Every record that follows must be set down word for word.

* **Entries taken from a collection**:
————————

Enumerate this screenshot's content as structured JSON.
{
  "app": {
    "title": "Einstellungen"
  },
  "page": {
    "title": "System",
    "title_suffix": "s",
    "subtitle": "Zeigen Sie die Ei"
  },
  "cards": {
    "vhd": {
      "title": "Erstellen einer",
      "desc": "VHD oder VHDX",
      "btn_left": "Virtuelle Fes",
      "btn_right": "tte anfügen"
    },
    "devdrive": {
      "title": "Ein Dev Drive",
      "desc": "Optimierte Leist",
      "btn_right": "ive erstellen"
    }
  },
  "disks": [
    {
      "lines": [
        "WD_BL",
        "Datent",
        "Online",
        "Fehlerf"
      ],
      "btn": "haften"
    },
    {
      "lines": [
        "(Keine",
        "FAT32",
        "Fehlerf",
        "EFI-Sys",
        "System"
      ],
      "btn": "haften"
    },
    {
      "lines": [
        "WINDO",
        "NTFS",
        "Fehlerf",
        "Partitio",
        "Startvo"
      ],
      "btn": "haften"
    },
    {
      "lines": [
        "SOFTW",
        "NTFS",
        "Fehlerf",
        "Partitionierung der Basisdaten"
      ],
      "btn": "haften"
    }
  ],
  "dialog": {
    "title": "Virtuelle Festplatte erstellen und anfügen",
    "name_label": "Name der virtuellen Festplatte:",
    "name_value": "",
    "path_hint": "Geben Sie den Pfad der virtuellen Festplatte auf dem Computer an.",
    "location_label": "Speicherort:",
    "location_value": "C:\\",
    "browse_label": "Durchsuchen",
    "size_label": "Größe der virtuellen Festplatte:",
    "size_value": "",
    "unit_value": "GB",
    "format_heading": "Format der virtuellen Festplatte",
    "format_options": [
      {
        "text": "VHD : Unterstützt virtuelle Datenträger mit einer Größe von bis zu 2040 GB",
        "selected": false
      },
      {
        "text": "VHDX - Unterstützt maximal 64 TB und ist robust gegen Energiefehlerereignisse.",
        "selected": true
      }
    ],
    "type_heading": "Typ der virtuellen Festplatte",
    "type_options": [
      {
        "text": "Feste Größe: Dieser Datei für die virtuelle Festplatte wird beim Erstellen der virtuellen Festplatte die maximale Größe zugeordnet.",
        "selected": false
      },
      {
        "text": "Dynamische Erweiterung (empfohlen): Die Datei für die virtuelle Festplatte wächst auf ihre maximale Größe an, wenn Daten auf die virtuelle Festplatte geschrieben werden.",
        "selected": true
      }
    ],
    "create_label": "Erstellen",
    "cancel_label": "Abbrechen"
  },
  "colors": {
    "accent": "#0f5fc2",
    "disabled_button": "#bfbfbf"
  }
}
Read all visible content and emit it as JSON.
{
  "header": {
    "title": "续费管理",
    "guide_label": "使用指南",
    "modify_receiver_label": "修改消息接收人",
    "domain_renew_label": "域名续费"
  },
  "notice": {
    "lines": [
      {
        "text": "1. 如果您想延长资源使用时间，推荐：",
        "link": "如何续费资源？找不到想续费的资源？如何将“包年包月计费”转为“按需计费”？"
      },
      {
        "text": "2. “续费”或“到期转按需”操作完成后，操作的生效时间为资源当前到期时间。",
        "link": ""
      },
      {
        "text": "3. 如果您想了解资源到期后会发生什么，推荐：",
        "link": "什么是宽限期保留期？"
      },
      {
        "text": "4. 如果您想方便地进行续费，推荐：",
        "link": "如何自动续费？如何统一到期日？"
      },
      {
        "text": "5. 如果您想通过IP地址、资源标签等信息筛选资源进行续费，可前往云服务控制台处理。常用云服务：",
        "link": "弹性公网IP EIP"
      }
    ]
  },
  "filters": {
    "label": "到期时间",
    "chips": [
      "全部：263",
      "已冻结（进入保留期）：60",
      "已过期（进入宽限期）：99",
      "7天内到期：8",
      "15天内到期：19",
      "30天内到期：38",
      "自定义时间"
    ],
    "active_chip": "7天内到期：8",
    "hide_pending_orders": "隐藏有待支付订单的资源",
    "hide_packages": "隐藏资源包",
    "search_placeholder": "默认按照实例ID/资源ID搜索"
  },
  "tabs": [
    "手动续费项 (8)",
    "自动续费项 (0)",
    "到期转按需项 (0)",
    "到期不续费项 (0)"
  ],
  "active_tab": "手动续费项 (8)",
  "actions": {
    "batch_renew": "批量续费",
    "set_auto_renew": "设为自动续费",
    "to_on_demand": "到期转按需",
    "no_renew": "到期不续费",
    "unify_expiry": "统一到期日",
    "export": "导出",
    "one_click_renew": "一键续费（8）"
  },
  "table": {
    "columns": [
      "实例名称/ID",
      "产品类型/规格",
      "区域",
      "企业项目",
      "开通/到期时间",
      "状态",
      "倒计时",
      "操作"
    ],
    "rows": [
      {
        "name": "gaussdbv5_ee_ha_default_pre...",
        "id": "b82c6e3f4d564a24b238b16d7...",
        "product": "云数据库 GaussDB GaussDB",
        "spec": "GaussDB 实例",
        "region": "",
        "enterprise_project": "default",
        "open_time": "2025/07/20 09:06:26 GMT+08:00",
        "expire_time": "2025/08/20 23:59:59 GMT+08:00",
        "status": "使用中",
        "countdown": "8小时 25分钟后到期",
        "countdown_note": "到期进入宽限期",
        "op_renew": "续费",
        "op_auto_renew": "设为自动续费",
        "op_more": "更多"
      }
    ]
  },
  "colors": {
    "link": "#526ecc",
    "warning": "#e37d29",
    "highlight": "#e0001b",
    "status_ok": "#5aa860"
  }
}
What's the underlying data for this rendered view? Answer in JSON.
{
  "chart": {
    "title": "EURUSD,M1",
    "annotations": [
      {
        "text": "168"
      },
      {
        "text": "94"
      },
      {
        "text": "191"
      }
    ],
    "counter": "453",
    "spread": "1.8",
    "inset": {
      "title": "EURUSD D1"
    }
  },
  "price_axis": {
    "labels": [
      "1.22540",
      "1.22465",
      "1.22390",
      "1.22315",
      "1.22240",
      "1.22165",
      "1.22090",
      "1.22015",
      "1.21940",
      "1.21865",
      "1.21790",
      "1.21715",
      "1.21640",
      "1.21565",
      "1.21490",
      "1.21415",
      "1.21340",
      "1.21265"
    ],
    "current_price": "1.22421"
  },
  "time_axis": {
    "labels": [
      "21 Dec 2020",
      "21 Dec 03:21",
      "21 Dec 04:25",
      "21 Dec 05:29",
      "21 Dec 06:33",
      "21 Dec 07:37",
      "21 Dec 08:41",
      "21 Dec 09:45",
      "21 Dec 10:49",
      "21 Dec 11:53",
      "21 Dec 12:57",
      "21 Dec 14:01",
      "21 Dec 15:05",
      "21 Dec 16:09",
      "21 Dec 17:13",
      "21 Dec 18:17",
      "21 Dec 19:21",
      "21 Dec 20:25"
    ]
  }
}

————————

* **Answer**:
Enumerate this screenshot's content as structured JSON.
{
  "app": {
    "title": "Einstellungen"
  },
  "page": {
    "title": "System",
    "title_suffix": "s",
    "subtitle": "Zeigen Sie die Ei"
  },
  "cards": {
    "vhd": {
      "title": "Erstellen einer",
      "desc": "VHD oder VHDX",
      "btn_left": "Virtuelle Fes",
      "btn_right": "tte anfügen"
    },
    "devdrive": {
      "title": "Ein Dev Drive",
      "desc": "Optimierte Leist",
      "btn_right": "ive erstellen"
    }
  },
  "disks": [
    {
      "lines": [
        "WD_BL",
        "Datent",
        "Online",
        "Fehlerf"
      ],
      "btn": "haften"
    },
    {
      "lines": [
        "(Keine",
        "FAT32",
        "Fehlerf",
        "EFI-Sys",
        "System"
      ],
      "btn": "haften"
    },
    {
      "lines": [
        "WINDO",
        "NTFS",
        "Fehlerf",
        "Partitio",
        "Startvo"
      ],
      "btn": "haften"
    },
    {
      "lines": [
        "SOFTW",
        "NTFS",
        "Fehlerf",
        "Partitionierung der Basisdaten"
      ],
      "btn": "haften"
    }
  ],
  "dialog": {
    "title": "Virtuelle Festplatte erstellen und anfügen",
    "name_label": "Name der virtuellen Festplatte:",
    "name_value": "",
    "path_hint": "Geben Sie den Pfad der virtuellen Festplatte auf dem Computer an.",
    "location_label": "Speicherort:",
    "location_value": "C:\\",
    "browse_label": "Durchsuchen",
    "size_label": "Größe der virtuellen Festplatte:",
    "size_value": "",
    "unit_value": "GB",
    "format_heading": "Format der virtuellen Festplatte",
    "format_options": [
      {
        "text": "VHD : Unterstützt virtuelle Datenträger mit einer Größe von bis zu 2040 GB",
        "selected": false
      },
      {
        "text": "VHDX - Unterstützt maximal 64 TB und ist robust gegen Energiefehlerereignisse.",
        "selected": true
      }
    ],
    "type_heading": "Typ der virtuellen Festplatte",
    "type_options": [
      {
        "text": "Feste Größe: Dieser Datei für die virtuelle Festplatte wird beim Erstellen der virtuellen Festplatte die maximale Größe zugeordnet.",
        "selected": false
      },
      {
        "text": "Dynamische Erweiterung (empfohlen): Die Datei für die virtuelle Festplatte wächst auf ihre maximale Größe an, wenn Daten auf die virtuelle Festplatte geschrieben werden.",
        "selected": true
      }
    ],
    "create_label": "Erstellen",
    "cancel_label": "Abbrechen"
  },
  "colors": {
    "accent": "#0f5fc2",
    "disabled_button": "#bfbfbf"
  }
}
Read all visible content and emit it as JSON.
{
  "header": {
    "title": "续费管理",
    "guide_label": "使用指南",
    "modify_receiver_label": "修改消息接收人",
    "domain_renew_label": "域名续费"
  },
  "notice": {
    "lines": [
      {
        "text": "1. 如果您想延长资源使用时间，推荐：",
        "link": "如何续费资源？找不到想续费的资源？如何将“包年包月计费”转为“按需计费”？"
      },
      {
        "text": "2. “续费”或“到期转按需”操作完成后，操作的生效时间为资源当前到期时间。",
        "link": ""
      },
      {
        "text": "3. 如果您想了解资源到期后会发生什么，推荐：",
        "link": "什么是宽限期保留期？"
      },
      {
        "text": "4. 如果您想方便地进行续费，推荐：",
        "link": "如何自动续费？如何统一到期日？"
      },
      {
        "text": "5. 如果您想通过IP地址、资源标签等信息筛选资源进行续费，可前往云服务控制台处理。常用云服务：",
        "link": "弹性公网IP EIP"
      }
    ]
  },
  "filters": {
    "label": "到期时间",
    "chips": [
      "全部：263",
      "已冻结（进入保留期）：60",
      "已过期（进入宽限期）：99",
      "7天内到期：8",
      "15天内到期：19",
      "30天内到期：38",
      "自定义时间"
    ],
    "active_chip": "7天内到期：8",
    "hide_pending_orders": "隐藏有待支付订单的资源",
    "hide_packages": "隐藏资源包",
    "search_placeholder": "默认按照实例ID/资源ID搜索"
  },
  "tabs": [
    "手动续费项 (8)",
    "自动续费项 (0)",
    "到期转按需项 (0)",
    "到期不续费项 (0)"
  ],
  "active_tab": "手动续费项 (8)",
  "actions": {
    "batch_renew": "批量续费",
    "set_auto_renew": "设为自动续费",
    "to_on_demand": "到期转按需",
    "no_renew": "到期不续费",
    "unify_expiry": "统一到期日",
    "export": "导出",
    "one_click_renew": "一键续费（8）"
  },
  "table": {
    "columns": [
      "实例名称/ID",
      "产品类型/规格",
      "区域",
      "企业项目",
      "开通/到期时间",
      "状态",
      "倒计时",
      "操作"
    ],
    "rows": [
      {
        "name": "gaussdbv5_ee_ha_default_pre...",
        "id": "b82c6e3f4d564a24b238b16d7...",
        "product": "云数据库 GaussDB GaussDB",
        "spec": "GaussDB 实例",
        "region": "",
        "enterprise_project": "default",
        "open_time": "2025/07/20 09:06:26 GMT+08:00",
        "expire_time": "2025/08/20 23:59:59 GMT+08:00",
        "status": "使用中",
        "countdown": "8小时 25分钟后到期",
        "countdown_note": "到期进入宽限期",
        "op_renew": "续费",
        "op_auto_renew": "设为自动续费",
        "op_more": "更多"
      }
    ]
  },
  "colors": {
    "link": "#526ecc",
    "warning": "#e37d29",
    "highlight": "#e0001b",
    "status_ok": "#5aa860"
  }
}
What's the underlying data for this rendered view? Answer in JSON.
{
  "chart": {
    "title": "EURUSD,M1",
    "annotations": [
      {
        "text": "168"
      },
      {
        "text": "94"
      },
      {
        "text": "191"
      }
    ],
    "counter": "453",
    "spread": "1.8",
    "inset": {
      "title": "EURUSD D1"
    }
  },
  "price_axis": {
    "labels": [
      "1.22540",
      "1.22465",
      "1.22390",
      "1.22315",
      "1.22240",
      "1.22165",
      "1.22090",
      "1.22015",
      "1.21940",
      "1.21865",
      "1.21790",
      "1.21715",
      "1.21640",
      "1.21565",
      "1.21490",
      "1.21415",
      "1.21340",
      "1.21265"
    ],
    "current_price": "1.22421"
  },
  "time_axis": {
    "labels": [
      "21 Dec 2020",
      "21 Dec 03:21",
      "21 Dec 04:25",
      "21 Dec 05:29",
      "21 Dec 06:33",
      "21 Dec 07:37",
      "21 Dec 08:41",
      "21 Dec 09:45",
      "21 Dec 10:49",
      "21 Dec 11:53",
      "21 Dec 12:57",
      "21 Dec 14:01",
      "21 Dec 15:05",
      "21 Dec 16:09",
      "21 Dec 17:13",
      "21 Dec 18:17",
      "21 Dec 19:21",
      "21 Dec 20:25"
    ]
  }
}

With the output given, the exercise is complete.